This creativity may be desperate in origin, and the price to be paid for it high, but it temporarily changes their outlook. They become corporately aware that it is they or those whom they represent who have built the city and who maintain it. They see it through different eyes. They see it as their product, confirming their potential instead of reducing it.
Finally, there is another way in which revolutionary awareness is rehearsed. The demonstrators present themselves as a target to the so-called forces of law and order. Yet the larger the target they present, the stronger they feel. This cannot be explained by the banal principle of "strength in numbers," any more than by vulgar theories of crowd psychology. The contradiction between their actual vulnerability and their sense of invincibility corresponds to the dilemma which they force upon the State authority.

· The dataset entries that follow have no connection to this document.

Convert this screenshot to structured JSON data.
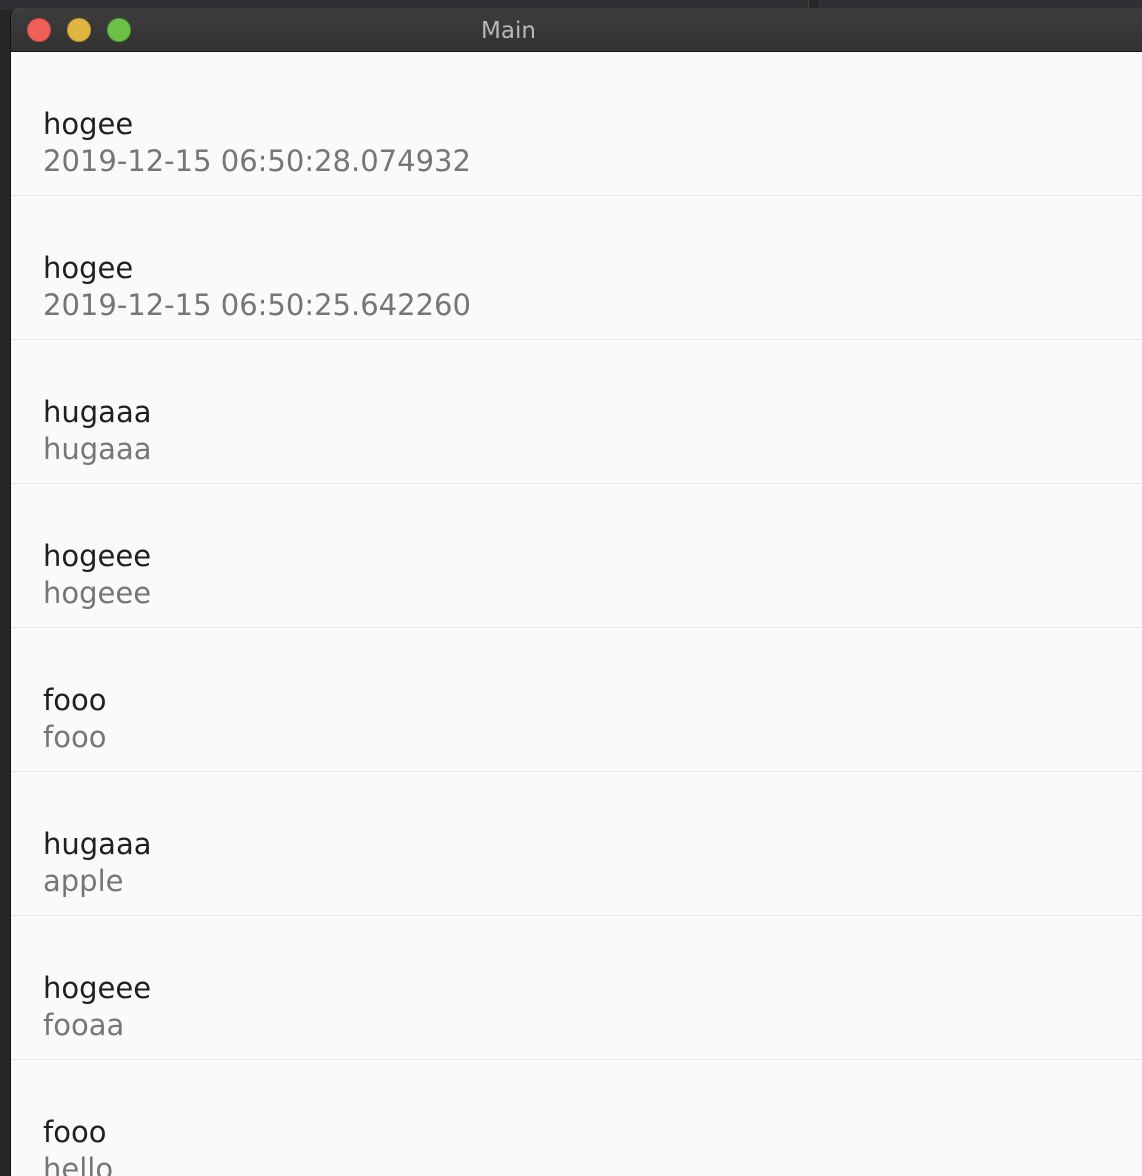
{
  "window": {
    "title": "Main"
  },
  "list": {
    "items": [
      {
        "title": "hogee",
        "subtitle": "2019-12-15 06:50:28.074932"
      },
      {
        "title": "hogee",
        "subtitle": "2019-12-15 06:50:25.642260"
      },
      {
        "title": "hugaaa",
        "subtitle": "hugaaa"
      },
      {
        "title": "hogeee",
        "subtitle": "hogeee"
      },
      {
        "title": "fooo",
        "subtitle": "fooo"
      },
      {
        "title": "hugaaa",
        "subtitle": "apple"
      },
      {
        "title": "hogeee",
        "subtitle": "fooaa"
      },
      {
        "title": "fooo",
        "subtitle": "hello"
      }
    ]
  },
  "colors": {
    "background": "#fafafa",
    "title_text": "#1f1f1f",
    "subtitle_text": "#767676",
    "divider": "#e6e6e6",
    "close": "#ee5f57",
    "minimize": "#dfb441",
    "maximize": "#6bc045"
  }
}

Either authority must abdicate and allow the crowd to do as it wishes: in which case the symbolic suddenly becomes real, and, even if the crowd's lack of organisation and preparedness prevents it from consolidating its victory, the event demonstrates the weakness of authority. Or else authority must constrain and disperse the crowd with violence: in which case the undemocratic character of such authority is publicly displayed. The imposed dilemma is between displayed weakness and displayed authoritarianism. (The officially approved and controlled demonstration does not impose the same dilemma: its symbolism is censored: which is why I term it a mere public spectacle.) Almost invariably, authority chooses to use force. The extent of its violence depends upon many factors, but scarcely ever upon the scale of the physical threat offered by the demonstrators. This threat is essentially symbolic. But by attacking the demonstration authority ensures that the symbolic event becomes an historical one: an event to be remembered, to be learnt from, to be avenged.
Police raid the Occupy Wall Street encampment in Zuccotti Park, November 2011.

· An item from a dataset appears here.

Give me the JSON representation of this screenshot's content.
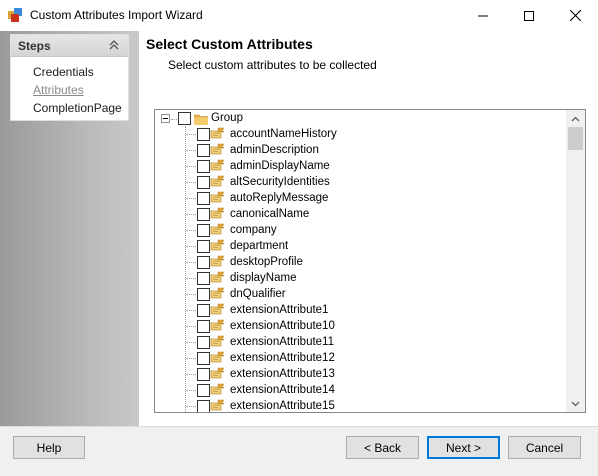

It is in the nature of a demonstration to provoke violence upon itself. Its provocation may also be violent. But in the end it is bound to suffer more than it inflicts. This is a tactical truth and an historical one. The historical role of demonstrations is to show the injustice, cruelty, irrationality of the existing State authority. Demonstrations are protests of innocence.
But the innocence is of two kinds, which can only be treated as though they were one at a symbolic level. For the purposes of political analysis and the planning of revolutionary action, they must be separated. There is an innocence to be defended and an innocence which must finally be lost: an innocence which derives from justice, and an innocence which is the consequence of a lack of experience.
Demonstrations express political ambitions before the political means necessary to realise them have been created. Demonstrations predict the realisation of their own ambitions and thus may contribute to that realisation, but they cannot themselves achieve them.
The question which revolutionaries must decide in any given historical situation is whether or not further symbolic rehearsals are necessary. The next stage is training in tactics and strategy for the performance itself.
This article originally appeared in New Society, 23 May 1968. It is republished from the Marxists' Internet Archive.
John Berger (1926 - 2017) was a writer, art critic and Marxist. He was the author of over 50 published works, including novels, plays, volumes of poetry, and radical criticism of art. His novel G. won the 1972 Booker Prize, and his Ways of Seeing is among the most influential basic texts on visual art and society.